In April 1943 three bombs fell into the River Ter just above the works intake creating a large crater, but the river flow was not affected
The major sewage effluent discharge from the town of Witham, was like Chelmsford, piped to below the river intakes at Langford. Additionally the smaller sewage works of Kelvedon, Coggeshall,Silver End, Bocking and the Cortaulds factory effluent discharge directly into the River Blackwater. The Braintree Effluent discharging into the River Brain which joins the Blackwater at Witham.
Industrial pollutions have included:-
On the 10th October 1948, hydrogen Cyanide from fumigation of a flour mill two miles above the Intake resulted in the death of a large no of fish. Overflow of fuel oil from the Maltings at Witham A Herbicide, 2 3 6 Trichlorobenzoic Acid, affecting Tomato plant growth, was found in the water transferred from the Ely Ouse.
Sewage Effluent reuse see Page 24 Sewage Effluents
Langford Water Treatment Plant with Effluent Recycling Plant on the left
In 1970 when the new water treatment plant was commissioned, permission was granted for a Dortmund or sedimentation tank, part of the defunct plant, to be used for sewage reclamation trials. Chemical doses of Activated carbon and a coagulant, Aluminium sulphate were evaluated to achieve an acceptable end product. This work was the continuation of Laboratory scale experimentation, and was described in a paper published by J G Slack in the SWTE Vol 21 in 1972
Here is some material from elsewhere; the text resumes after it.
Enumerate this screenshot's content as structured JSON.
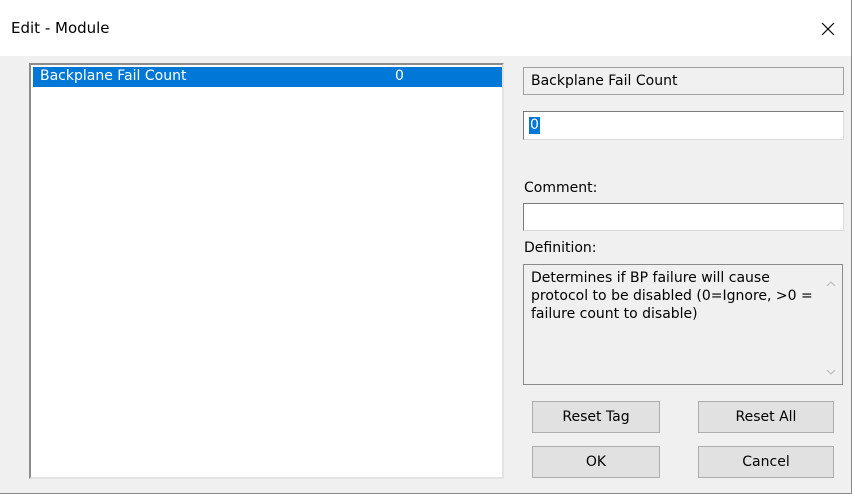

However no further action was taken until 2003, when a purpose built plant was commissioned using entirely different treatment processes.
Scientists David Walker and Sam Vince at Chelmer outfall of Langford Recycling Plant
The freshwater Rivers Blackwater and Chelmer combine at Beeleigh to enter the tidal Blackwater Estuary, via Beeleigh Weir. Winding its way through Maldon past Promenade park, it enlarges into a wide Estuary containing Northey and Osea Islands. It then reaches Mersea Island where it is joined by the River Colne and later the River Stour.
It is well known for its Oyster fisheries at Mersea and Maldon, with the Colchester Oyster Feast being a celebrated event marking the opening of the oyster season at the begining of September each year.
It is also a popular haunt of wading birds and as a result of the application to discharge recycled sewage effluent to the estuary bird counts were initiated.
Tables shown below give counts at Northey Island and Heybridge Basin, comparing them with National and International counts.
By courtesy of Essex and Suffolk, the Recycling Scheme report of 2004